» Work task
Within this listing, how many lines include the word "Alshatti"? Only the number should be given.
= Beginning of Section =
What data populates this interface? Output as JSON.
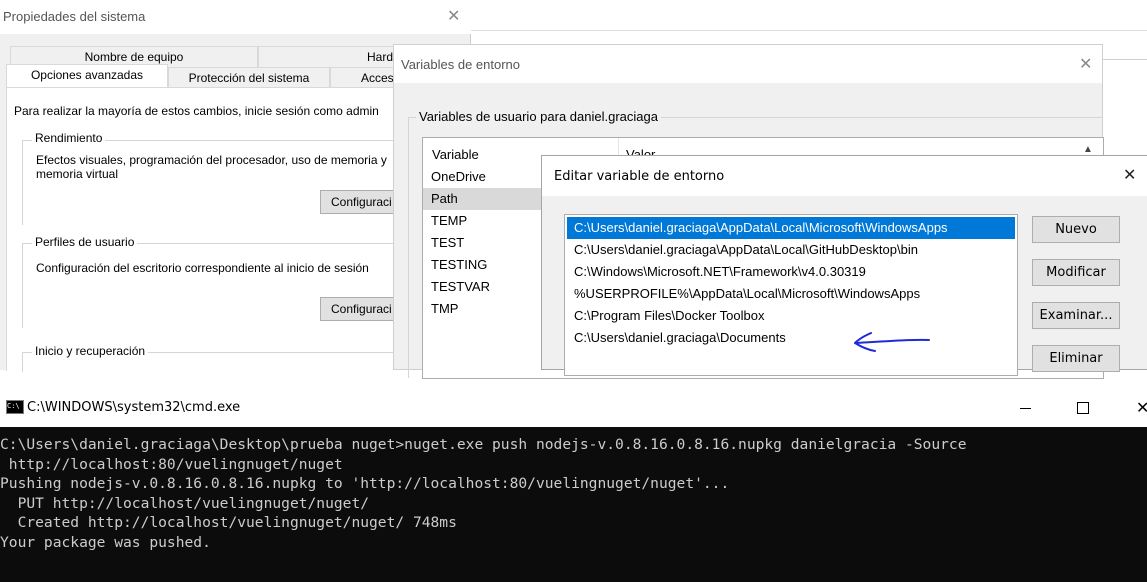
{
  "system_props": {
    "title": "Propiedades del sistema",
    "tabs_row1": [
      "Nombre de equipo",
      "Hardware"
    ],
    "tabs_row2": [
      "Opciones avanzadas",
      "Protección del sistema",
      "Acces"
    ],
    "admin_note": "Para realizar la mayoría de estos cambios, inicie sesión como admin",
    "performance": {
      "label": "Rendimiento",
      "description": "Efectos visuales, programación del procesador, uso de memoria y memoria virtual",
      "button": "Configuraci"
    },
    "profiles": {
      "label": "Perfiles de usuario",
      "description": "Configuración del escritorio correspondiente al inicio de sesión",
      "button": "Configuraci"
    },
    "startup": {
      "label": "Inicio y recuperación"
    }
  },
  "env_vars": {
    "title": "Variables de entorno",
    "user_group_label": "Variables de usuario para daniel.graciaga",
    "columns": [
      "Variable",
      "Valor"
    ],
    "variables": [
      "OneDrive",
      "Path",
      "TEMP",
      "TEST",
      "TESTING",
      "TESTVAR",
      "TMP"
    ],
    "selected": "Path"
  },
  "edit_var": {
    "title": "Editar variable de entorno",
    "entries": [
      "C:\\Users\\daniel.graciaga\\AppData\\Local\\Microsoft\\WindowsApps",
      "C:\\Users\\daniel.graciaga\\AppData\\Local\\GitHubDesktop\\bin",
      "C:\\Windows\\Microsoft.NET\\Framework\\v4.0.30319",
      "%USERPROFILE%\\AppData\\Local\\Microsoft\\WindowsApps",
      "C:\\Program Files\\Docker Toolbox",
      "C:\\Users\\daniel.graciaga\\Documents"
    ],
    "selected_index": 0,
    "buttons": {
      "new": "Nuevo",
      "edit": "Modificar",
      "browse": "Examinar...",
      "delete": "Eliminar"
    },
    "selection_color": "#0078d7"
  },
  "cmd": {
    "title": "C:\\WINDOWS\\system32\\cmd.exe",
    "icon_text": "C:\\",
    "lines": [
      "C:\\Users\\daniel.graciaga\\Desktop\\prueba nuget>nuget.exe push nodejs-v.0.8.16.0.8.16.nupkg danielgracia -Source",
      " http://localhost:80/vuelingnuget/nuget",
      "Pushing nodejs-v.0.8.16.0.8.16.nupkg to 'http://localhost:80/vuelingnuget/nuget'...",
      "  PUT http://localhost/vuelingnuget/nuget/",
      "  Created http://localhost/vuelingnuget/nuget/ 748ms",
      "Your package was pushed."
    ],
    "background": "#0c0c0c",
    "text_color": "#cccccc"
  }
}
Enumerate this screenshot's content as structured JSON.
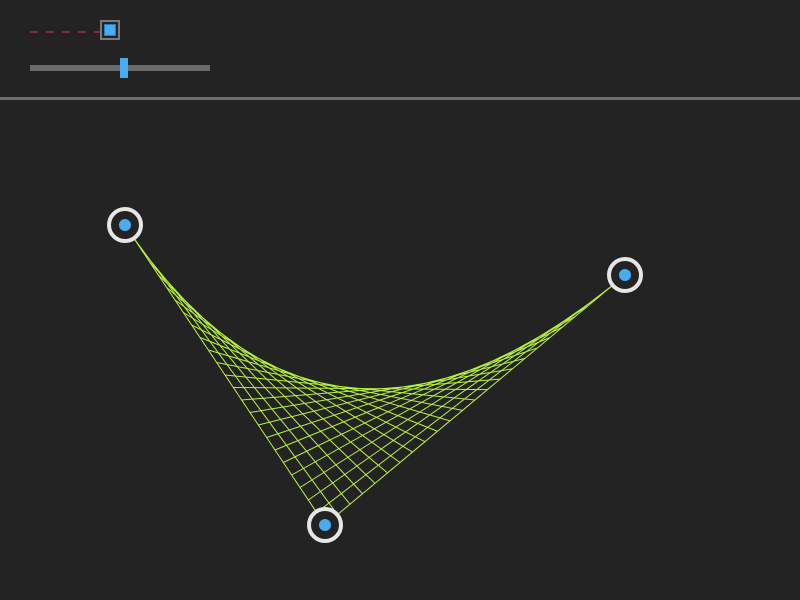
{
  "colors": {
    "background": "#232323",
    "curve_lines": "#b6f23e",
    "control_polygon_dash": "#e0336c",
    "handle_ring": "#e6e6e6",
    "handle_center": "#4aacf0",
    "accent": "#4aacf0",
    "track": "#6a6a6a",
    "divider": "#6e6e6e"
  },
  "toolbar": {
    "show_control_lines": {
      "checked": true,
      "sample_icon": "dashed-line-icon"
    },
    "density_slider": {
      "value": 0.52
    }
  },
  "curve": {
    "type": "quadratic-bezier-string-art",
    "line_count": 24
  }
}
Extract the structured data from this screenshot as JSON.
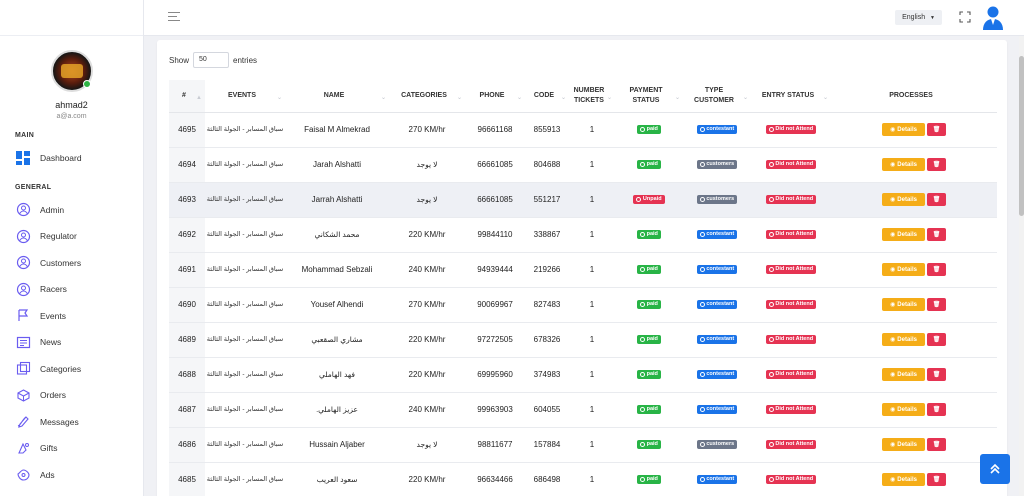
{
  "sidebar": {
    "username": "ahmad2",
    "email": "a@a.com",
    "section_main": "MAIN",
    "section_general": "GENERAL",
    "main_items": [
      {
        "label": "Dashboard",
        "icon": "dashboard-icon"
      }
    ],
    "general_items": [
      {
        "label": "Admin",
        "icon": "admin-icon"
      },
      {
        "label": "Regulator",
        "icon": "regulator-icon"
      },
      {
        "label": "Customers",
        "icon": "customers-icon"
      },
      {
        "label": "Racers",
        "icon": "racers-icon"
      },
      {
        "label": "Events",
        "icon": "events-icon"
      },
      {
        "label": "News",
        "icon": "news-icon"
      },
      {
        "label": "Categories",
        "icon": "categories-icon"
      },
      {
        "label": "Orders",
        "icon": "orders-icon"
      },
      {
        "label": "Messages",
        "icon": "messages-icon"
      },
      {
        "label": "Gifts",
        "icon": "gifts-icon"
      },
      {
        "label": "Ads",
        "icon": "ads-icon"
      }
    ]
  },
  "header": {
    "language": "English"
  },
  "table_controls": {
    "show_label": "Show",
    "entries_value": "50",
    "entries_label": "entries"
  },
  "table": {
    "columns": [
      {
        "key": "id",
        "label": "#"
      },
      {
        "key": "events",
        "label": "EVENTS"
      },
      {
        "key": "name",
        "label": "NAME"
      },
      {
        "key": "categories",
        "label": "CATEGORIES"
      },
      {
        "key": "phone",
        "label": "PHONE"
      },
      {
        "key": "code",
        "label": "CODE"
      },
      {
        "key": "tickets",
        "label": "NUMBER TICKETS"
      },
      {
        "key": "payment",
        "label": "PAYMENT STATUS"
      },
      {
        "key": "type",
        "label": "TYPE CUSTOMER"
      },
      {
        "key": "entry",
        "label": "ENTRY STATUS"
      },
      {
        "key": "processes",
        "label": "PROCESSES"
      }
    ],
    "details_label": "Details",
    "delete_label": "🗑",
    "rows": [
      {
        "id": "4695",
        "event": "سباق المسابر - الجولة الثالثة",
        "name": "Faisal M Almekrad",
        "category": "270 KM/hr",
        "phone": "96661168",
        "code": "855913",
        "tickets": "1",
        "payment": "paid",
        "type": "contestant",
        "entry": "Did not Attend"
      },
      {
        "id": "4694",
        "event": "سباق المسابر - الجولة الثالثة",
        "name": "Jarah Alshatti",
        "category": "لا يوجد",
        "phone": "66661085",
        "code": "804688",
        "tickets": "1",
        "payment": "paid",
        "type": "customers",
        "entry": "Did not Attend"
      },
      {
        "id": "4693",
        "event": "سباق المسابر - الجولة الثالثة",
        "name": "Jarrah Alshatti",
        "category": "لا يوجد",
        "phone": "66661085",
        "code": "551217",
        "tickets": "1",
        "payment": "Unpaid",
        "type": "customers",
        "entry": "Did not Attend"
      },
      {
        "id": "4692",
        "event": "سباق المسابر - الجولة الثالثة",
        "name": "محمد الشكاني",
        "category": "220 KM/hr",
        "phone": "99844110",
        "code": "338867",
        "tickets": "1",
        "payment": "paid",
        "type": "contestant",
        "entry": "Did not Attend"
      },
      {
        "id": "4691",
        "event": "سباق المسابر - الجولة الثالثة",
        "name": "Mohammad Sebzali",
        "category": "240 KM/hr",
        "phone": "94939444",
        "code": "219266",
        "tickets": "1",
        "payment": "paid",
        "type": "contestant",
        "entry": "Did not Attend"
      },
      {
        "id": "4690",
        "event": "سباق المسابر - الجولة الثالثة",
        "name": "Yousef Alhendi",
        "category": "270 KM/hr",
        "phone": "90069967",
        "code": "827483",
        "tickets": "1",
        "payment": "paid",
        "type": "contestant",
        "entry": "Did not Attend"
      },
      {
        "id": "4689",
        "event": "سباق المسابر - الجولة الثالثة",
        "name": "مشاري الصقعبي",
        "category": "220 KM/hr",
        "phone": "97272505",
        "code": "678326",
        "tickets": "1",
        "payment": "paid",
        "type": "contestant",
        "entry": "Did not Attend"
      },
      {
        "id": "4688",
        "event": "سباق المسابر - الجولة الثالثة",
        "name": "فهد الهاملي",
        "category": "220 KM/hr",
        "phone": "69995960",
        "code": "374983",
        "tickets": "1",
        "payment": "paid",
        "type": "contestant",
        "entry": "Did not Attend"
      },
      {
        "id": "4687",
        "event": "سباق المسابر - الجولة الثالثة",
        "name": "عزيز الهاملي.",
        "category": "240 KM/hr",
        "phone": "99963903",
        "code": "604055",
        "tickets": "1",
        "payment": "paid",
        "type": "contestant",
        "entry": "Did not Attend"
      },
      {
        "id": "4686",
        "event": "سباق المسابر - الجولة الثالثة",
        "name": "Hussain Aljaber",
        "category": "لا يوجد",
        "phone": "98811677",
        "code": "157884",
        "tickets": "1",
        "payment": "paid",
        "type": "customers",
        "entry": "Did not Attend"
      },
      {
        "id": "4685",
        "event": "سباق المسابر - الجولة الثالثة",
        "name": "سعود العريب",
        "category": "220 KM/hr",
        "phone": "96634466",
        "code": "686498",
        "tickets": "1",
        "payment": "paid",
        "type": "contestant",
        "entry": "Did not Attend"
      }
    ]
  },
  "colors": {
    "paid": "#28b446",
    "unpaid": "#e53352",
    "contestant": "#1a73e8",
    "customers": "#6c7689",
    "details": "#f5ad18",
    "delete": "#e53352",
    "nav_icon": "#6a5cf0"
  }
}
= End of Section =
» Response to the task
2